Biden set to boost US refugee admissions after Trump cut
WASHINGTON (AP) — The Biden administration is preparing to notify Congress and others that it will dramatically increase U.S. admissions of refugees.
Officials and people familiar with the matter say Biden plans to announce this week that he will increase the cap on the number of refugees allowed into the United States to more than eight times the level at which the Trump administration left it.
Former President Donald Trump had drastically reduced the refugee admissions cap to only 15,000 before he left office. Biden’s plan would raise that number to 125,000, an increase of 15,000 over the high ceiling set by former President Barack Obama before he left office.
The officials and others, who spoke on condition of anonymity ahead of the formal announcement, said Biden will make his plan public during a visit to the State Department on Thursday.
Biden may also address asylum claims for residents of Hong Kong there, according to one official.
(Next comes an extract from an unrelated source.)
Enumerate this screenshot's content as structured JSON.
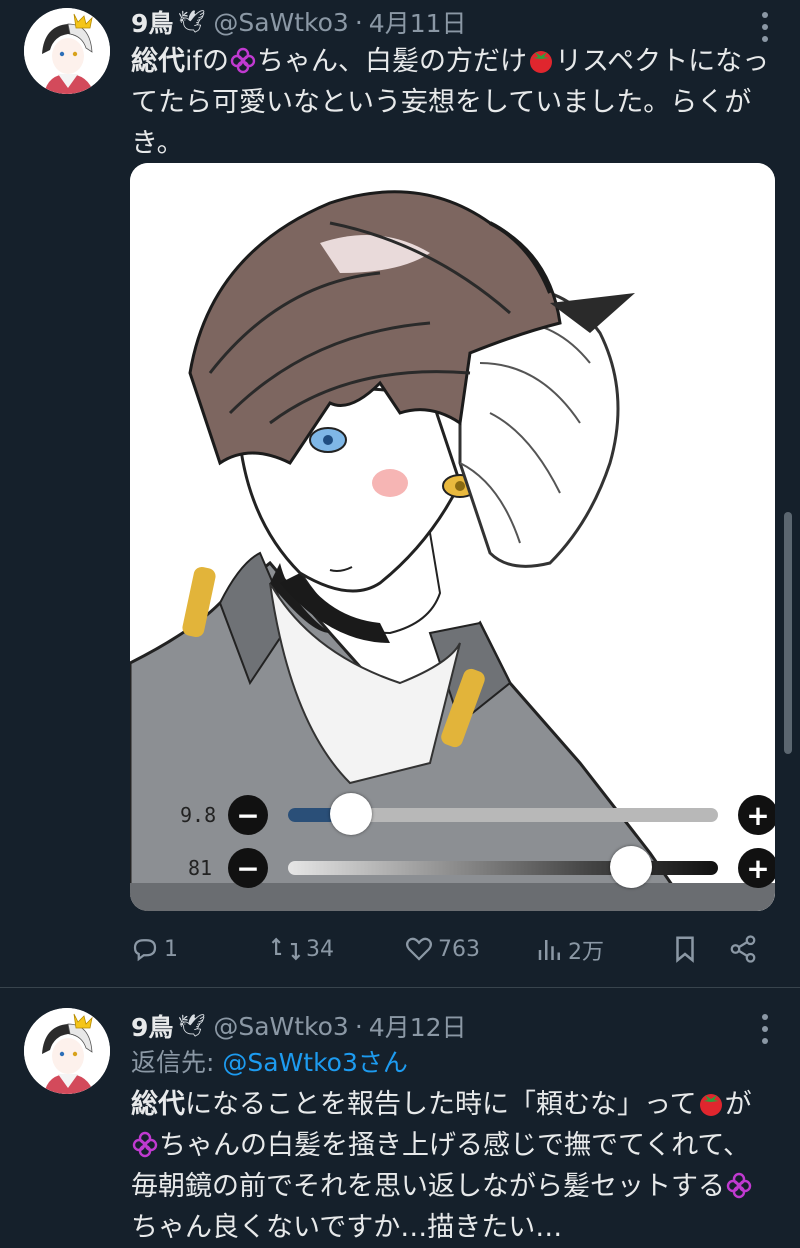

He indicated during his campaign that he was interested in providing protection to people persecuted by the Chinese government.
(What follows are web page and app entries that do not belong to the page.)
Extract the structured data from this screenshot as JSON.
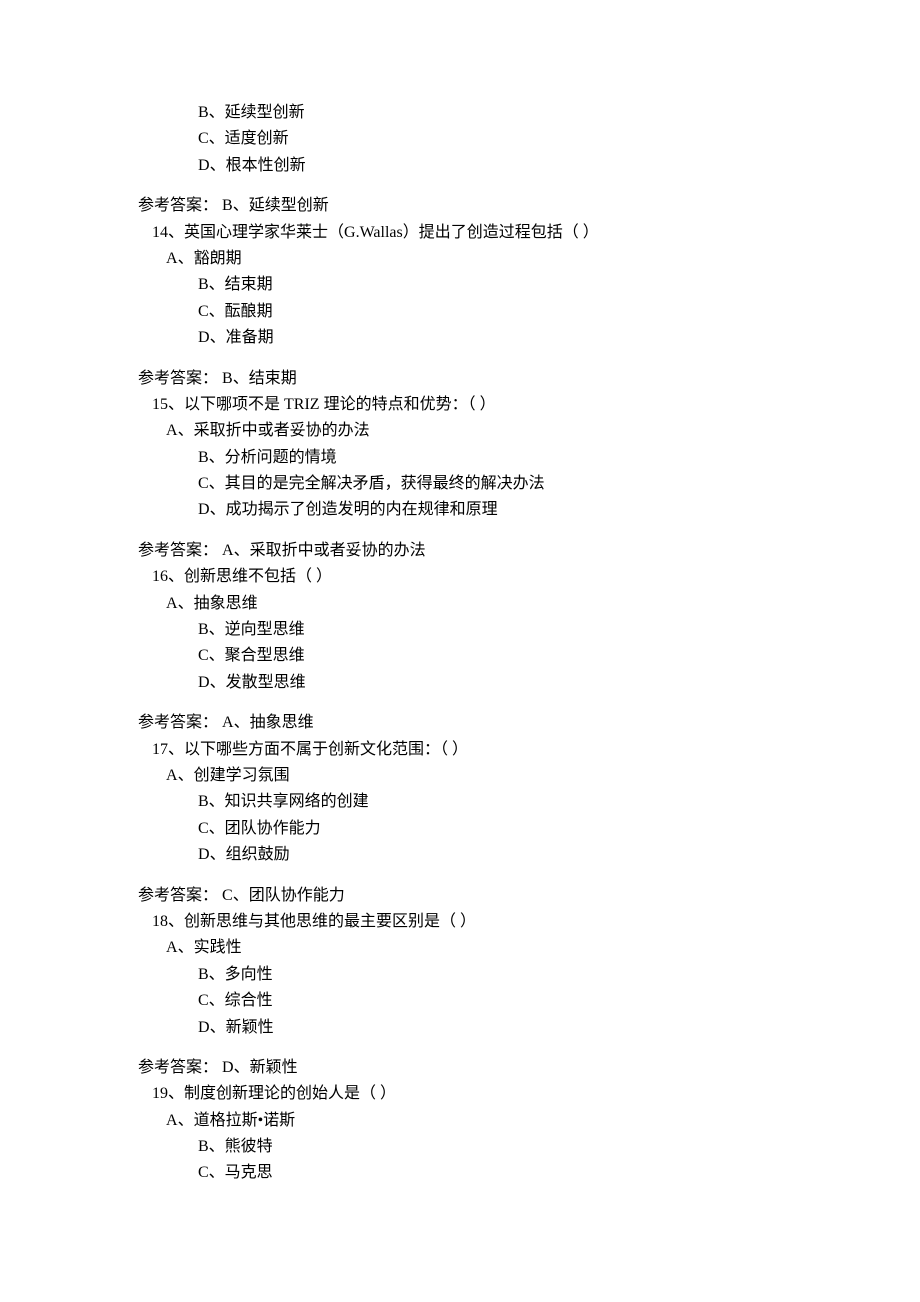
{
  "lines": [
    {
      "cls": "opt-indent",
      "text": "B、延续型创新"
    },
    {
      "cls": "opt-indent",
      "text": "C、适度创新"
    },
    {
      "cls": "opt-indent",
      "text": "D、根本性创新"
    },
    {
      "cls": "blank",
      "text": ""
    },
    {
      "cls": "ans",
      "text": "参考答案：  B、延续型创新"
    },
    {
      "cls": "q-line",
      "text": "14、英国心理学家华莱士（G.Wallas）提出了创造过程包括（  ）"
    },
    {
      "cls": "opt-a",
      "text": "A、豁朗期"
    },
    {
      "cls": "opt-indent",
      "text": "B、结束期"
    },
    {
      "cls": "opt-indent",
      "text": "C、酝酿期"
    },
    {
      "cls": "opt-indent",
      "text": "D、准备期"
    },
    {
      "cls": "blank",
      "text": ""
    },
    {
      "cls": "ans",
      "text": "参考答案：  B、结束期"
    },
    {
      "cls": "q-line",
      "text": "15、以下哪项不是 TRIZ 理论的特点和优势：（  ）"
    },
    {
      "cls": "opt-a",
      "text": "A、采取折中或者妥协的办法"
    },
    {
      "cls": "opt-indent",
      "text": "B、分析问题的情境"
    },
    {
      "cls": "opt-indent",
      "text": "C、其目的是完全解决矛盾，获得最终的解决办法"
    },
    {
      "cls": "opt-indent",
      "text": "D、成功揭示了创造发明的内在规律和原理"
    },
    {
      "cls": "blank",
      "text": ""
    },
    {
      "cls": "ans",
      "text": "参考答案：  A、采取折中或者妥协的办法"
    },
    {
      "cls": "q-line",
      "text": "16、创新思维不包括（  ）"
    },
    {
      "cls": "opt-a",
      "text": "A、抽象思维"
    },
    {
      "cls": "opt-indent",
      "text": "B、逆向型思维"
    },
    {
      "cls": "opt-indent",
      "text": "C、聚合型思维"
    },
    {
      "cls": "opt-indent",
      "text": "D、发散型思维"
    },
    {
      "cls": "blank",
      "text": ""
    },
    {
      "cls": "ans",
      "text": "参考答案：  A、抽象思维"
    },
    {
      "cls": "q-line",
      "text": "17、以下哪些方面不属于创新文化范围：（  ）"
    },
    {
      "cls": "opt-a",
      "text": "A、创建学习氛围"
    },
    {
      "cls": "opt-indent",
      "text": "B、知识共享网络的创建"
    },
    {
      "cls": "opt-indent",
      "text": "C、团队协作能力"
    },
    {
      "cls": "opt-indent",
      "text": "D、组织鼓励"
    },
    {
      "cls": "blank",
      "text": ""
    },
    {
      "cls": "ans",
      "text": "参考答案：  C、团队协作能力"
    },
    {
      "cls": "q-line",
      "text": "18、创新思维与其他思维的最主要区别是（  ）"
    },
    {
      "cls": "opt-a",
      "text": "A、实践性"
    },
    {
      "cls": "opt-indent",
      "text": "B、多向性"
    },
    {
      "cls": "opt-indent",
      "text": "C、综合性"
    },
    {
      "cls": "opt-indent",
      "text": "D、新颖性"
    },
    {
      "cls": "blank",
      "text": ""
    },
    {
      "cls": "ans",
      "text": "参考答案：  D、新颖性"
    },
    {
      "cls": "q-line",
      "text": "19、制度创新理论的创始人是（  ）"
    },
    {
      "cls": "opt-a",
      "text": "A、道格拉斯•诺斯"
    },
    {
      "cls": "opt-indent",
      "text": "B、熊彼特"
    },
    {
      "cls": "opt-indent",
      "text": "C、马克思"
    }
  ]
}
The sources said Biden would not necessarily override the record low cap of 15,000 that Trump set for the current budget year. Instead, the 125,000 figure would be proposed for the budget year beginning Oct. 1. The president is required by law to first consult Congress on his plans before making a determination.
Advocates had said that the backlog of tens of thousands of cases by the Trump administration had made it unlikely Biden’s target of resettling 125,000 refugees could be reached this year. It will take time to rebuild the pipeline. More than one-third of U.S. resettlement offices were forced to close over the past four years with the drop in refugee arrivals and hundreds of workers were let go.
But some say Biden should not wait to raise the annual target for admissions.
“We hope that President Biden will substantially raise the refugee admissions goal immediately, as he consistently committed to on the campaign trail,” said Sunil Varghese of the New York-based International Refugee Assistance Project. “The president has the authority to raise refugee admissions mid-year to address the many humanitarian crises in the world, including those that have emerged or escalated recently, such as the situation facing pro-Democracy protesters in Hong Kong.”
Another issue that may be addressed Thursday is a review of vetting procedures, according to the officials and others.
The Trump administration had put in place extreme background checks that had brought the program to a standstill, advocates say.
The Trump administration also narrowed eligibility this year, restricting which refugees are selected for resettlement to certain categories, including people persecuted because of religion and Iraqis whose assistance to the U.S. put them in danger.
Biden is expected to do away with those categories at some point and have the program return to using the long-standing referral system by the United Nations High Commissioner for Refugees that makes selections based on a person’s need to be resettled.
Watson reported from San Diego.
This story has been corrected to show that Biden’s plan is an increase of 15,000, not 10,000, over Obama’s highest ceiling.